She says, "I am content when wakened birds, Before they fly, test the reality Of misty fields, by their sweet questionings; But when the birds are gone, and their warm fields Return no more, where, then, is paradise?"
At the beginning of this stanza, we’re back inside the thoughts of our female protagonist. This time, though, we actually get her thoughts in the first person, inside of quotation marks.
She’s thinking about how happy ("content") she feels when she sees birds who have just woken up in the morning and are about to leave for a hard day of flying.
This is one of the truly great images of the poem. Have you ever seen birds before they are about to take off from a field or meadow? They don’t just take off – first they poke around, explore the area a bit, and round up the entire flock. The woman imagines that the birds are asking "questions" to "test the reality" of the field.
Basically, she is saying that when she sees this amazing natural scene, she feels like she’s in heaven.
Unfortunately, this feeling can’t last forever. Eventually the birds will take off and "are gone," the morning ends, and even "their warm fields" change or disappear over time.
By the way, this image contains birds, morning, and sunshine. Sounds a lot like the beginning of the poem, huh? It’s a pretty safe bet that the incredible vision of these lines was inspired in her mind by her humble cockatoo, the warm sun, and the beautiful morning. It just goes to show what the imagination is capable of.
It’s as if she is saying that she feels pretty close to heaven on this Sunday morning, and that she doesn’t want it to end. But, she knows that it has to end sometime.
There is not any haunt of prophecy, Nor any old chimera of the grave, Neither the golden underground, nor isle Melodious, where spirits gat them home, Nor visionary south, nor cloudy palm Remote on heaven's hill, that has endured As April's green endures; or will endure Like her remembrance of awakened birds, Or her desire for June and evening, tipped By the consummation of the swallow's wings.
We’re outside of quotation marks again, which means we’re not getting direct thoughts anymore.
And, yes, we sympathize: it’s hard to keep track of all these shifts in perspective. But, you can think of the rest of the poem as a dialogue between the woman and the poet, who seems to have access to her deepest thoughts. They are not talking directly to each other, but they might as well be. Every line in quotation marks belongs to the woman; everything else belongs to the poet.
In these lines, the poet responds to her concern that natural beauty won’t last forever by pointing out that, even though mythical and religious visions of paradise have come and gone, nature has outlasted them all.
Lines 51-56 are a list of these mythical visions.

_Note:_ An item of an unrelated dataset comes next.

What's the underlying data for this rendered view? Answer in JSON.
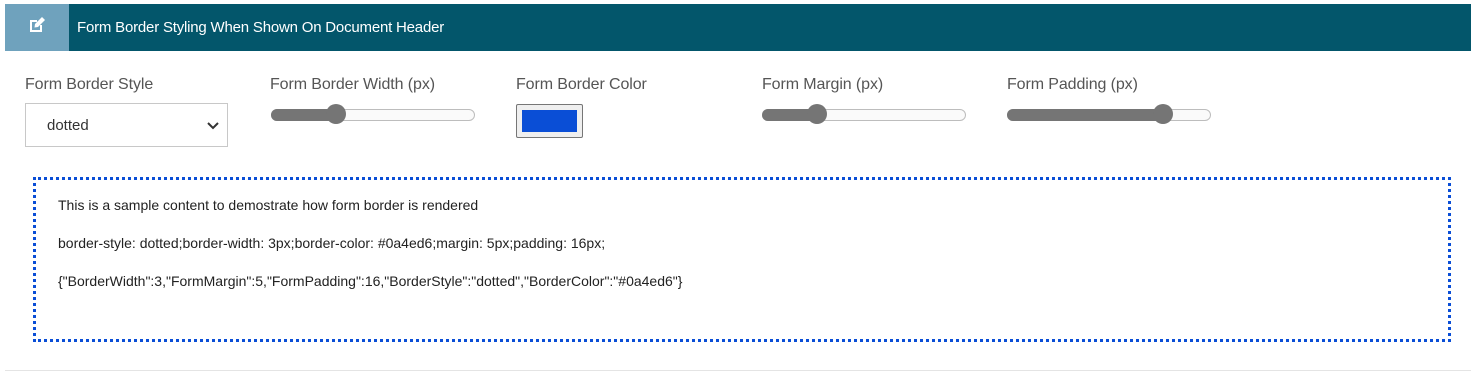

A "haunt" is just a place where people hang out, but, of course, the word also makes us think of spirits or ghosts. A "haunt of prophecy" sounds like a place where people go after they die, as predicted by a religious prophet. It also makes us think of a trace or something left behind – as in, we live in a world that is "haunted" by Biblical and other prophecies. (Which sounds pretty cool).
In the next line, a "chimera" is a mythical creature or thing that doesn’t actually exist. A "chimera of the grave" is another way of referring to a place that people think they will go when they die, but which doesn’t really exist.
The "golden underground" probably refers to the heaven of Greek mythology, called Elysium, which is under the earth, but beautiful and sunny all the time.
The "isle melodious" refers to another mythical vision of the afterlife, in which people are ferried to a magnificent island when they died.
The "visionary south" refers to a time when people didn’t know what lay to the south of them, so they figured it must be some kind of paradise.
We’re not sure what the "cloudy palm remote on heaven’s hill" refers to, except that it’s another myth of paradise. It might even be the Christian view of paradise, or "heaven."
For the poet, the one thing that all of these visions of paradise have in common is that no one seriously believes in them anymore. They have not lasted or "endured."
The poet implies that the Christian idea of heaven could be added to this list. According to him, people will eventually stop believing in the heaven of Christianity and move on to some other idea. At that point, it will no longer "exist."
By contrast, the natural beauties like "April’s green" will always exist, if not in the present, then at least in the memory ("remembrance") of the past, or the desire for the future.
The poem seems to be set in springtime, and one of the things she looks forward to is a June evening when she can see another kind of bird, the swallow, flying around. The flying of the swallow would be like the cherry on top ("consummation") of the beauty of a summer night.
In other words, she’s hopeful that she’ll see more natural beauty in the future.